Data section start

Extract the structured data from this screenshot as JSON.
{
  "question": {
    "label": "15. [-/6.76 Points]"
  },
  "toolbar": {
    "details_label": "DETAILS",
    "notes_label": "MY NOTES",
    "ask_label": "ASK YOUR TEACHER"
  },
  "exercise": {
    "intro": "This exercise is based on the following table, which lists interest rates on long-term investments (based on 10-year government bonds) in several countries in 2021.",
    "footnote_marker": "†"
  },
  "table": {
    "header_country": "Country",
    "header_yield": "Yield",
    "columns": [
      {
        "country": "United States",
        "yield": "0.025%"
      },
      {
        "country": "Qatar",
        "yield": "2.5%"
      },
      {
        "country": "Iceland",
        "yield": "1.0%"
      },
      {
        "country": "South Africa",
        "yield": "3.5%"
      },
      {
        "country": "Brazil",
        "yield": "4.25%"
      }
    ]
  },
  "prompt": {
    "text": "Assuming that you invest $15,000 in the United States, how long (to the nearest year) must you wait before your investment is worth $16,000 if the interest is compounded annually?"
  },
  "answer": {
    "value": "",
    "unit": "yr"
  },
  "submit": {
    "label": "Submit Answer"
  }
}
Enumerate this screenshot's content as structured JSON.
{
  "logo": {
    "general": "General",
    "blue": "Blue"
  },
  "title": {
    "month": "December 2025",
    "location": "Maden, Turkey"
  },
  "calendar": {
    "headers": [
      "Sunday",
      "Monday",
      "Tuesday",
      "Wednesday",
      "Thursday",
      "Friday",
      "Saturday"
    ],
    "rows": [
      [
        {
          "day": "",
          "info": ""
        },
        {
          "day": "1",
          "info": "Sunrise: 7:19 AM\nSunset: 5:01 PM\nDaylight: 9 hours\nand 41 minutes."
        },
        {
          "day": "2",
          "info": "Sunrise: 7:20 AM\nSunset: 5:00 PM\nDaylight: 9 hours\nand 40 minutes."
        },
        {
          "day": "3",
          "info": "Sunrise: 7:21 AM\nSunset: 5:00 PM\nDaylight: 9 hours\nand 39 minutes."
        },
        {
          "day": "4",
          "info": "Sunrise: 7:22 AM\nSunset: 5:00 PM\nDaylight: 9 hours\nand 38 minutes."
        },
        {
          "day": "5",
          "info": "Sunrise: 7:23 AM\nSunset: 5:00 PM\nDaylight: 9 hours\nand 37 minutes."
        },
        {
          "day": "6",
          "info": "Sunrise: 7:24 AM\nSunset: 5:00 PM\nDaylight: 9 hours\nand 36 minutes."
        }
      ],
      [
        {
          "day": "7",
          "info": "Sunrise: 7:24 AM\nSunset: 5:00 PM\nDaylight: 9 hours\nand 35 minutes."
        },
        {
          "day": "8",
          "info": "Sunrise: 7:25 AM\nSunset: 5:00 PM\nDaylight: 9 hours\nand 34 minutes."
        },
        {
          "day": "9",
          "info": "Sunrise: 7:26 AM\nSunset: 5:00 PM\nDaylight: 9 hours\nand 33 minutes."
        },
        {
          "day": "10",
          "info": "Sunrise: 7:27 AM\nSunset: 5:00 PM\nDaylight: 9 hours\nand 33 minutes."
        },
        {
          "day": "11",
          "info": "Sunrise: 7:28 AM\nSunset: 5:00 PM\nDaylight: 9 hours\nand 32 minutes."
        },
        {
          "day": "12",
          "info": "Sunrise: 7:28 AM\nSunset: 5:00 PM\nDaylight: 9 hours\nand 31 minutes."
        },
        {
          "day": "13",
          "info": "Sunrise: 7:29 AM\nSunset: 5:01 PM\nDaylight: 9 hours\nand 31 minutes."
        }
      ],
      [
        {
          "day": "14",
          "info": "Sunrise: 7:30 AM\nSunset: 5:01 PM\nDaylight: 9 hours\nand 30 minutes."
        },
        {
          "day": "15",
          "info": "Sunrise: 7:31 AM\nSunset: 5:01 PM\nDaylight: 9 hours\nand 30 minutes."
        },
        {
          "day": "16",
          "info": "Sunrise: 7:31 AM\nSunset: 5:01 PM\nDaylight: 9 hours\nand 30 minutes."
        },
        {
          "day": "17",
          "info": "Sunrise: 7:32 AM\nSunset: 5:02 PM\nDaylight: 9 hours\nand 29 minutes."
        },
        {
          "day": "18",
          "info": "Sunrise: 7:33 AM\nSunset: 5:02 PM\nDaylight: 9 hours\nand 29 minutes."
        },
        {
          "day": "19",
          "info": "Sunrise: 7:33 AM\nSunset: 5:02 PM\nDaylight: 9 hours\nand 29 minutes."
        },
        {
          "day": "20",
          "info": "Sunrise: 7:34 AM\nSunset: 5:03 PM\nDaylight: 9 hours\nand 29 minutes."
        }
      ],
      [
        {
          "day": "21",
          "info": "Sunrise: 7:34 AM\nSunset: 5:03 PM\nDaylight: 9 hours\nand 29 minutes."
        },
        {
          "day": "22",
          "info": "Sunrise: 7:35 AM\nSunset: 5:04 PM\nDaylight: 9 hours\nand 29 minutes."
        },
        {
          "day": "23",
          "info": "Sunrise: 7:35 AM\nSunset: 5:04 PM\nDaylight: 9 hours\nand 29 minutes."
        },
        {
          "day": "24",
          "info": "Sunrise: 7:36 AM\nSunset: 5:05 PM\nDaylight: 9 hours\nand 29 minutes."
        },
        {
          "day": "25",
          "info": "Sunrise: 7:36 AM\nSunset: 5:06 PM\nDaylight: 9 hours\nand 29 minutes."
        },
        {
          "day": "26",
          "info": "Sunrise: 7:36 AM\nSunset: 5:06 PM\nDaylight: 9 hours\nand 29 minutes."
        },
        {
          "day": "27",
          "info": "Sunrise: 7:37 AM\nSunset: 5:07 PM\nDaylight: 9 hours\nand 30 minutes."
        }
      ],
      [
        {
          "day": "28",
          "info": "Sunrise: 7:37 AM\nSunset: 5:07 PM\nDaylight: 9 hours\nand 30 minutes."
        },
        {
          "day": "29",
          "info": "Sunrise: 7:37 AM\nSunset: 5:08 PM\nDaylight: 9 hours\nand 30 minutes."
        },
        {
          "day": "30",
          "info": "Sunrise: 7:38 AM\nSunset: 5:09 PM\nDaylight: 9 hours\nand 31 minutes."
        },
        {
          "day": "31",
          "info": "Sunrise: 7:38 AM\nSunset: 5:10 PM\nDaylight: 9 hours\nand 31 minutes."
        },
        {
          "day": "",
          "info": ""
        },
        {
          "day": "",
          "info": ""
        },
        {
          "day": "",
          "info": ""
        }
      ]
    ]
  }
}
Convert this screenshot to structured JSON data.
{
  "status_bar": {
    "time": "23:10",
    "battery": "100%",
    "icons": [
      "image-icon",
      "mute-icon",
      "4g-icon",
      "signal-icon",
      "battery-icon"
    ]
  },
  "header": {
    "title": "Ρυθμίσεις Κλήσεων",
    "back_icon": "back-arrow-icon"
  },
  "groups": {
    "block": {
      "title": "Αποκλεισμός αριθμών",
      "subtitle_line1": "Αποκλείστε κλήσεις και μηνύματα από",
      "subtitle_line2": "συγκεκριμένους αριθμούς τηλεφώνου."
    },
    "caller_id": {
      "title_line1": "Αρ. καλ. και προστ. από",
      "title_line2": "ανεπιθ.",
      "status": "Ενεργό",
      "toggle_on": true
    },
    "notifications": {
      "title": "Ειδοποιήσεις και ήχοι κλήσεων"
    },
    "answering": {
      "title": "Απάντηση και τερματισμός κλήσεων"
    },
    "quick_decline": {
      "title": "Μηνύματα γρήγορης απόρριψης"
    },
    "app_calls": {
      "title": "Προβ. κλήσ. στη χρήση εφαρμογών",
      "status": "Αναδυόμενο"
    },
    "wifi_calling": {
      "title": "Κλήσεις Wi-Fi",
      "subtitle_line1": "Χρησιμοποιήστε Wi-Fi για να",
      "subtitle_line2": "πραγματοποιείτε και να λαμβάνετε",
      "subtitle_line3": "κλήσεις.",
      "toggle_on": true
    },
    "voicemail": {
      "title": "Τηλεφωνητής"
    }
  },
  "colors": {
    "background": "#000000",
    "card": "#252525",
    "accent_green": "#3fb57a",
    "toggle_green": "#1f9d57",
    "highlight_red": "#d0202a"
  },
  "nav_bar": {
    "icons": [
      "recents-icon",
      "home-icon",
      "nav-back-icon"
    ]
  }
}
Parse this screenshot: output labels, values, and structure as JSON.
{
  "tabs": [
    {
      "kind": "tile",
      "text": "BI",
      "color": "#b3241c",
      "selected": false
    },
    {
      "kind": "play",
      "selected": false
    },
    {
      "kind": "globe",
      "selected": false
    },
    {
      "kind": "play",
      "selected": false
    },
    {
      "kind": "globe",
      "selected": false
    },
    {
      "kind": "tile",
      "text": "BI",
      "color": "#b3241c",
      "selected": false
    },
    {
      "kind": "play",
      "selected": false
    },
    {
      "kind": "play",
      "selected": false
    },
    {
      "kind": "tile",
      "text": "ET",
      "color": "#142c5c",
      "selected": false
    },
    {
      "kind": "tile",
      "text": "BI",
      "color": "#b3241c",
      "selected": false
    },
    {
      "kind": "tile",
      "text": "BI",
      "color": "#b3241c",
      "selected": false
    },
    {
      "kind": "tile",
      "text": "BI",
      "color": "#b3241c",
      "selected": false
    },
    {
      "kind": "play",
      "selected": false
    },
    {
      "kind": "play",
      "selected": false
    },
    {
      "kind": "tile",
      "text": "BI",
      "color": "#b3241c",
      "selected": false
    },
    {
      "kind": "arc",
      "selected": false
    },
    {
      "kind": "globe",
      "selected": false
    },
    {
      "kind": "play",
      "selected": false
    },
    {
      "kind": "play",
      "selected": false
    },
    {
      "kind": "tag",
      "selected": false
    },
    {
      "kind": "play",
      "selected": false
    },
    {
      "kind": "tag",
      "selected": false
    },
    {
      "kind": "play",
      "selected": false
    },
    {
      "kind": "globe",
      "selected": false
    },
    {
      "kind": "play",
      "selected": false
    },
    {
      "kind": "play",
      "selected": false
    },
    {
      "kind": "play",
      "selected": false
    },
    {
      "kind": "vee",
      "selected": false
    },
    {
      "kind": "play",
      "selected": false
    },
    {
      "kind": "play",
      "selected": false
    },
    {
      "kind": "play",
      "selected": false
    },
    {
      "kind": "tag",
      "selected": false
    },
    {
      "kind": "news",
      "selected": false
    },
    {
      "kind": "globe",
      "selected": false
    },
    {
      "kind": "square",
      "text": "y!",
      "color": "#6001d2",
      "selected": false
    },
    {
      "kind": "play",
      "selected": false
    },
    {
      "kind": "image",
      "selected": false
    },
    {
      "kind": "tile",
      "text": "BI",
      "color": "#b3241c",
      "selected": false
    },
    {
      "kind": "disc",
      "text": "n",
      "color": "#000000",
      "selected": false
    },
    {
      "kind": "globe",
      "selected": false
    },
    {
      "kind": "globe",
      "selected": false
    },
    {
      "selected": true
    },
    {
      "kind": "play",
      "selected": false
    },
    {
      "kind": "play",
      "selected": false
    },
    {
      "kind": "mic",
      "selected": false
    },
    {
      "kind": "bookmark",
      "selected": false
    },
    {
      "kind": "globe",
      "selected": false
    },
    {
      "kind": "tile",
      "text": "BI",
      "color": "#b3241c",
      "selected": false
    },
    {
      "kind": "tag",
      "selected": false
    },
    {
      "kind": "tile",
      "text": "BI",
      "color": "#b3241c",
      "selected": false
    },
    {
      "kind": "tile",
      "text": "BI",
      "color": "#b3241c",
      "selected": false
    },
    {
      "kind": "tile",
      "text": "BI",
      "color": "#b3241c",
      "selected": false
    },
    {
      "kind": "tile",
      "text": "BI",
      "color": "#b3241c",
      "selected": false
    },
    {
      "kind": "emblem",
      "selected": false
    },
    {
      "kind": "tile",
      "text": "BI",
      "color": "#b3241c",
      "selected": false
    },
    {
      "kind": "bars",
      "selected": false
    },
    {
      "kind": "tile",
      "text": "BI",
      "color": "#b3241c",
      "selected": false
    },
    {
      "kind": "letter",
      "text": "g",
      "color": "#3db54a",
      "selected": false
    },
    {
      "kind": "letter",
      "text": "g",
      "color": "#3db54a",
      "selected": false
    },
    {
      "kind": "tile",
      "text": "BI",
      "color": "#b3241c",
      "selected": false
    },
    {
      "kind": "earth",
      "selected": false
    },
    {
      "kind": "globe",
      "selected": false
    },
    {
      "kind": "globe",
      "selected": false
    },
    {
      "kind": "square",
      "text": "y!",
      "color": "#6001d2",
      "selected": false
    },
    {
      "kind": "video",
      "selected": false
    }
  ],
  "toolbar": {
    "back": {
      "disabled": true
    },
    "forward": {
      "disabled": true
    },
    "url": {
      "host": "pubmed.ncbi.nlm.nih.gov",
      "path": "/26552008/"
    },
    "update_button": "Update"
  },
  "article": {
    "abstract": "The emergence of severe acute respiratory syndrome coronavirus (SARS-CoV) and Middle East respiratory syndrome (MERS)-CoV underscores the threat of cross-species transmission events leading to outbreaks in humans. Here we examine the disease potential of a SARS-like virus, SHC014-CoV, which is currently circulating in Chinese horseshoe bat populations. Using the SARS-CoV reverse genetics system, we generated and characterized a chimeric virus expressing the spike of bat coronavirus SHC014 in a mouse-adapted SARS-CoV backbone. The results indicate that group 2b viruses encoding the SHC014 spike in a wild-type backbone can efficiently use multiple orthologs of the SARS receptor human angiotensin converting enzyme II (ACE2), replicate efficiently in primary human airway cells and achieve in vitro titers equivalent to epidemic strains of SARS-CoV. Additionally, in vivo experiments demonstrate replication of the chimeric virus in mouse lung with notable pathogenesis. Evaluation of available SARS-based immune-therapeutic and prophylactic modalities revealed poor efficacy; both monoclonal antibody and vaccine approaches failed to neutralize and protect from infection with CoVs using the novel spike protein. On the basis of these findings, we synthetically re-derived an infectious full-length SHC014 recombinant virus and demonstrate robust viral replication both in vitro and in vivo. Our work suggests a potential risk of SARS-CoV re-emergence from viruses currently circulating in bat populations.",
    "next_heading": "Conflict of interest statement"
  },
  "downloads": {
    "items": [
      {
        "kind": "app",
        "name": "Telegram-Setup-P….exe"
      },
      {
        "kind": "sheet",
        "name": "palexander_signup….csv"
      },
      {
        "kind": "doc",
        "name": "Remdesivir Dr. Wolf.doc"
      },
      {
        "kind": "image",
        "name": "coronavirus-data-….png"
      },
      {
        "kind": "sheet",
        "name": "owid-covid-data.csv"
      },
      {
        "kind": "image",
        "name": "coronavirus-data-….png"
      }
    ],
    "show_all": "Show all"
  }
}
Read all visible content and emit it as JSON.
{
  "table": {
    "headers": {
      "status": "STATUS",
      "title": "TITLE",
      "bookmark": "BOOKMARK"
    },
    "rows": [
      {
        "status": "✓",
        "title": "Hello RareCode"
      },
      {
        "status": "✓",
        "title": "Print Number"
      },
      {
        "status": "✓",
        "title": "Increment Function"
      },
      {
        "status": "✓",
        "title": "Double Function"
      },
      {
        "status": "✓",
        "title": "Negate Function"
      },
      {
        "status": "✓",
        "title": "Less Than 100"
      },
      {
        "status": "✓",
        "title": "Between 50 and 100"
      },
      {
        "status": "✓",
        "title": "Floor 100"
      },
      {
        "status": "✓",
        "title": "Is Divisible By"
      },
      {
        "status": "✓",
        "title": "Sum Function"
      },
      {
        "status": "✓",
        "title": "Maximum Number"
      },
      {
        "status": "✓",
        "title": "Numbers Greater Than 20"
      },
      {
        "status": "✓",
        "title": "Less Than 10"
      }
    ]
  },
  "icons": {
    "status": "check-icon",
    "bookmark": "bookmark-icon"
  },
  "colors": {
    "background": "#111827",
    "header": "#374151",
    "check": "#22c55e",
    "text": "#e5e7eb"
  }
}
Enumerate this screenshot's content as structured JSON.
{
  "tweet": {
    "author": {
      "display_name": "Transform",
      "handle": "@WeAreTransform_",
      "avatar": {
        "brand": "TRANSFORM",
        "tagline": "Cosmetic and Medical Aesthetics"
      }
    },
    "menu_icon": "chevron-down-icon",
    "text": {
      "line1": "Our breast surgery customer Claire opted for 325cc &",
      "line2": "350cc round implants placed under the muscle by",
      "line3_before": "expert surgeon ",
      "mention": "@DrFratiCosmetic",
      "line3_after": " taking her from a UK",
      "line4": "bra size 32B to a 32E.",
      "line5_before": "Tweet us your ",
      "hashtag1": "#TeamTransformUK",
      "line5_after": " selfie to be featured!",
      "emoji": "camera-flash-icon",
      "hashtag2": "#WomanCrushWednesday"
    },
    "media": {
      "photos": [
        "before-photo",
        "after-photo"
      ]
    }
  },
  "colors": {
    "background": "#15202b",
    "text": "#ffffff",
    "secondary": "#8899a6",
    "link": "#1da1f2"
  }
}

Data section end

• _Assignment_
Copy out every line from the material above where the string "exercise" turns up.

• _Written answer_
  "exercise": {
    "intro": "This exercise is based on the following table, which lists interest rates on long-term investments (based on 10-year government bonds) in several countries in 2021.",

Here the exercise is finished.